For many companies, NPS is the Holy Grail of CX metrics: the ultimate number that determines whether or not they are succeeding. Now, employees are turning that metric back on the company as a way to give brutal real-time feedback and remind management that they are customers too.
Flight Attendants Unveil NPS Scores
It’s tough to work in the airline industry these days. Between staffing shortages, disgruntled and rude passengers and trouble reaching the crew scheduling desk, many employees are at the end of their rope. United Airlines flight attendants are taking matters into their own hands with the new FPS: Flight Attendant Promoter Score.
Every week, the Association of Flight Attendants union will survey flight attendants with five questions about the work environment and management on a scale from 0 (strongly disappointed) to 10 (highly satisfied). Questions include if the flight attendants feel supported by management, if their scheduling is timely and if they feel their contributions to the airline are valued. They’ll then share that number with United Airlines management to reflect their real-time thoughts on the company. The goal is to hold United accountable for how it says it will treat employees.
Along with the announcement of the new metric came the results of the first week’s FPS survey. And it doesn’t look good for United Airlines management. Flight attendants gave the company a negative 95%, meaning that for every 2.5 flight attendants who scored the company a 9 or 10, 97.5 rated it a 0-6.
Employees Are Valuable Customers
The FPS score might not be indicative of every United Airlines flight attendant’s views, but the scores cast a negative light on the company and how it treats its employees.
The link between employee experience and customer experience is unignorable. Multiple studies have shown that companies with a strong employee experience have better customer experience scores, which leads to higher revenue. Engaged, empowered employees naturally provide better customer experiences.
Harvard Business Review researchers put it this way: “Any organization that has customer-facing employees should realize that they matter immensely to business success. They are not simply a cost to be minimized — as retail, call center and service employees are far too often thought of by executives — but potentially very high impact investments.”
The same researchers found that companies that move from the bottom quartile to the top quartile in employee experience can increase their revenue by more than 50%.

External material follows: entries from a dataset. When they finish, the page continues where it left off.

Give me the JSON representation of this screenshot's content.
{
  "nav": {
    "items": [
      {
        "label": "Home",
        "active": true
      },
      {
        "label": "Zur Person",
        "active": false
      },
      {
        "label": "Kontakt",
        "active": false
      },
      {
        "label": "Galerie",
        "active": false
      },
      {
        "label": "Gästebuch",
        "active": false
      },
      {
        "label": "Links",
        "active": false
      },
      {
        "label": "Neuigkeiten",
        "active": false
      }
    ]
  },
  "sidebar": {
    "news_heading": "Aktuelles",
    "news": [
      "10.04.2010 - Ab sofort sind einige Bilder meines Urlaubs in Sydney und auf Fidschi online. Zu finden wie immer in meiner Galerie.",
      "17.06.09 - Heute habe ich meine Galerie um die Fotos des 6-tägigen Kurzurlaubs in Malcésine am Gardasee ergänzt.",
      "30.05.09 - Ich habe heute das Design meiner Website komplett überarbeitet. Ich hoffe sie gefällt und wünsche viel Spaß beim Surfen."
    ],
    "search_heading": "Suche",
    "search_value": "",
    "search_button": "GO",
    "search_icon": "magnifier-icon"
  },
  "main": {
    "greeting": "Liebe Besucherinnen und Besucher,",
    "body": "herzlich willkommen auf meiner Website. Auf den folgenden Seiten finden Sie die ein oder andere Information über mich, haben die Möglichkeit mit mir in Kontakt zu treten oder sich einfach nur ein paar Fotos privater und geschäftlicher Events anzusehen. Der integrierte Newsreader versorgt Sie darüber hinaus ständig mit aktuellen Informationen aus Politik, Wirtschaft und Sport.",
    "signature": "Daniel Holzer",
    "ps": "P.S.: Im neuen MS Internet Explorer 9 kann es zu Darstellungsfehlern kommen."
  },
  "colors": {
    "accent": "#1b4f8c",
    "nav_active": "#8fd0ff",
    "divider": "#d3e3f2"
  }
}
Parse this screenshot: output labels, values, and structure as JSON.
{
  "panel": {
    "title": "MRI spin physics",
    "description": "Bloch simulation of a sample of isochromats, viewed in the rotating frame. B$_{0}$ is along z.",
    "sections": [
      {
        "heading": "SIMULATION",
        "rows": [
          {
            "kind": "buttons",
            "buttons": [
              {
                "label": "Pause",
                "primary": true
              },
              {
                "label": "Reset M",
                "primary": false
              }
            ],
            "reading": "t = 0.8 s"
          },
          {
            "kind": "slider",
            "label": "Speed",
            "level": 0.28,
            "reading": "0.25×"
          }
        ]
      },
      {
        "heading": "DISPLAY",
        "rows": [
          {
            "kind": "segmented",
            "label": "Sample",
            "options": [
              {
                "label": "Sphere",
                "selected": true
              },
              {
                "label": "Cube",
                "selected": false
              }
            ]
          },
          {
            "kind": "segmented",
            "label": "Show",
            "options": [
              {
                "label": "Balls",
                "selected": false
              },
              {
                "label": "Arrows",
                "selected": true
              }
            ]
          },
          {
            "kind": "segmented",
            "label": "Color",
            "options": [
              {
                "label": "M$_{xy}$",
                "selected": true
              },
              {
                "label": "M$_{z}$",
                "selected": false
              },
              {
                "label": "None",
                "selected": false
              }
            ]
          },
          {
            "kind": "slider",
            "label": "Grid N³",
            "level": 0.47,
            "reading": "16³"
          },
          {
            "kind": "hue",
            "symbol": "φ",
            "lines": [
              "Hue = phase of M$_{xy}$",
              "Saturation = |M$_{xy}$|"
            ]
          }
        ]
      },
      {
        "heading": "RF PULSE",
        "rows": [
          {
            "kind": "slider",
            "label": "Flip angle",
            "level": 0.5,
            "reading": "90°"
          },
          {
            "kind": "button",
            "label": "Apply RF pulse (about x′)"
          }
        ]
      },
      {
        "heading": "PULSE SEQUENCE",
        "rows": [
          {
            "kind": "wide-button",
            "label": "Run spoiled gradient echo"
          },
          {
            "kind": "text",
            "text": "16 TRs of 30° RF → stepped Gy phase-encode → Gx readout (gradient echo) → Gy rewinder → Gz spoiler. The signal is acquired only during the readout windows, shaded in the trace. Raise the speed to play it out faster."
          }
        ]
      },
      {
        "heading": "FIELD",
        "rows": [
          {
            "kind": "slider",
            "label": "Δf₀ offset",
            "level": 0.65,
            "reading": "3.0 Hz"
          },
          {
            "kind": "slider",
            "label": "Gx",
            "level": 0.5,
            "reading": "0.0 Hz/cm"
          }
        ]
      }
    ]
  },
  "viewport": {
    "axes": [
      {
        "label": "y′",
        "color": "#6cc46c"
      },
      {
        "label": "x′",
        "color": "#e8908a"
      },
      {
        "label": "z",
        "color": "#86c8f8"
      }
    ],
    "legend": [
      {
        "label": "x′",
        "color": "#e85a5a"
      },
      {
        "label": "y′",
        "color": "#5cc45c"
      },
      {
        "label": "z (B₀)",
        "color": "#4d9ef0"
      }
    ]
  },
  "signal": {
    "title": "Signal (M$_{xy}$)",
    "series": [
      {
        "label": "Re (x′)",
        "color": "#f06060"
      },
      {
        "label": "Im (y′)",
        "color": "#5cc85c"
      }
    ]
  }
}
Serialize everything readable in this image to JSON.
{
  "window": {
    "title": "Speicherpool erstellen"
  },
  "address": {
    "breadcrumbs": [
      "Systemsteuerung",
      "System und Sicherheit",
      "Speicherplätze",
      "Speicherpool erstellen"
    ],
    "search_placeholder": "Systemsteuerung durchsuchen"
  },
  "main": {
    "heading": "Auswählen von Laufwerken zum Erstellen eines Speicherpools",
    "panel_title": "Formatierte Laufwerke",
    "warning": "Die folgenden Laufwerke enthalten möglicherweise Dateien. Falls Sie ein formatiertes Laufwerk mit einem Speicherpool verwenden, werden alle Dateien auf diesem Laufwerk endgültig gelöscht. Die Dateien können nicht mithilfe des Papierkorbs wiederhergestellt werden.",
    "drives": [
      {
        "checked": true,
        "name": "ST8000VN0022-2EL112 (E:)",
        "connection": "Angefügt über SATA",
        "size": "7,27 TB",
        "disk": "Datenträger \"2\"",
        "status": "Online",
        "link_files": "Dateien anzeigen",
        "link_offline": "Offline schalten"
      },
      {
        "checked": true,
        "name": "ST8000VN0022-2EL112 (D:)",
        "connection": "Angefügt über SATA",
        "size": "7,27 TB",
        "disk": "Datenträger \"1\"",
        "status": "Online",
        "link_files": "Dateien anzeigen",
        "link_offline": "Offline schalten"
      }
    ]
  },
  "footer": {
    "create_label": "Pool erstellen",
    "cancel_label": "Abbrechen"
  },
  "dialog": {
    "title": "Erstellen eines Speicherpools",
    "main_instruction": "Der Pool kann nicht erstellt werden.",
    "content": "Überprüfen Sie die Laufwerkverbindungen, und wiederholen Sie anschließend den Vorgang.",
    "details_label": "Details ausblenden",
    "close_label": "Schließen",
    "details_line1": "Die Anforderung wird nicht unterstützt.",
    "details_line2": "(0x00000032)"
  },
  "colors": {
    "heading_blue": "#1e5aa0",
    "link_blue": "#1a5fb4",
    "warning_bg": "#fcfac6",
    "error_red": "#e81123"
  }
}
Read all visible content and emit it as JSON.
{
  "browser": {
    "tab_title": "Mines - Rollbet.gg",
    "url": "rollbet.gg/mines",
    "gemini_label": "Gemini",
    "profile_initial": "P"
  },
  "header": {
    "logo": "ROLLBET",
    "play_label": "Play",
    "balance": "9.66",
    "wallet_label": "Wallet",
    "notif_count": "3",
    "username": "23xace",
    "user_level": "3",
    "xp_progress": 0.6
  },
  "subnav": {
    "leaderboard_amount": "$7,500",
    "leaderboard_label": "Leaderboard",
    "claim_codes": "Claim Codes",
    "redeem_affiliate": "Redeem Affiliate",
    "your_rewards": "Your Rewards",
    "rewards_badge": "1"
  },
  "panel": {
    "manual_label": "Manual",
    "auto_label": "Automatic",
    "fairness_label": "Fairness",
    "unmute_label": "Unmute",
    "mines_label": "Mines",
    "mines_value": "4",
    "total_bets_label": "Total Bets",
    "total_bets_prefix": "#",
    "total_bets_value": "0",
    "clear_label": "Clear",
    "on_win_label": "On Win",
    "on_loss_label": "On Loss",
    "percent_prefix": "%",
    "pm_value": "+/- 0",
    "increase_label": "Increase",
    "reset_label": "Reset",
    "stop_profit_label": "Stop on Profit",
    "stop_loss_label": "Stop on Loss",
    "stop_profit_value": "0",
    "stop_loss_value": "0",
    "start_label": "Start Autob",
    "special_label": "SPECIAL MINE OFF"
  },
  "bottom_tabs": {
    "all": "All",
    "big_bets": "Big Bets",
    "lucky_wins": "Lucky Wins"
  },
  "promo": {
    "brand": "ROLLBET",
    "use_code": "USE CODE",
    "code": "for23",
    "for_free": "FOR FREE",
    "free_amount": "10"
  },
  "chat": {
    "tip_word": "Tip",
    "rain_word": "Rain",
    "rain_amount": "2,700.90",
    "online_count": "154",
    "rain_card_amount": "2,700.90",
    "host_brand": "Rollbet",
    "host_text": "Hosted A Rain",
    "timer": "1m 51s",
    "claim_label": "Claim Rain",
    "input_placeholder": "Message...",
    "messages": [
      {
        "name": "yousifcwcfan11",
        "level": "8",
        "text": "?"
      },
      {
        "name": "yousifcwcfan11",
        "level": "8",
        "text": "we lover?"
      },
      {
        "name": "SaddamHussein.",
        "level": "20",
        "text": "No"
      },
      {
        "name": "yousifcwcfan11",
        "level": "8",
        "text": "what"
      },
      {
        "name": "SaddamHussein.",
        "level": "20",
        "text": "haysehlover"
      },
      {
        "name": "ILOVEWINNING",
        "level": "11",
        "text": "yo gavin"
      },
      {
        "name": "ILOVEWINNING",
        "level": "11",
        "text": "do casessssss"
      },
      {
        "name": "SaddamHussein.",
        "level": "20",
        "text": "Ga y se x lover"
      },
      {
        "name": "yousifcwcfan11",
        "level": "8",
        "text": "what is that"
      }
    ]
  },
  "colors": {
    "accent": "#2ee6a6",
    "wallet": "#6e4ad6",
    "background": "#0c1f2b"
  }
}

But it’s about more than just the bottom line. Employees are people and valuable customers of your business. Prioritizing their mental health, benefits and personal and professional development builds loyalty, creates strong bonds and is simply the most human thing to do.
As the push for transparency increases, employees are giving themselves a voice. United Airlines flight attendants show that they are willing to take matters into their own hands to make a change and improve their experience. And in doing so, they impact every customer on their planes.
Blake Morgan is a customer experience futurist and the bestselling author of The Customer of the Future. For regular updates on customer experience, sign up for her weekly newsletter here.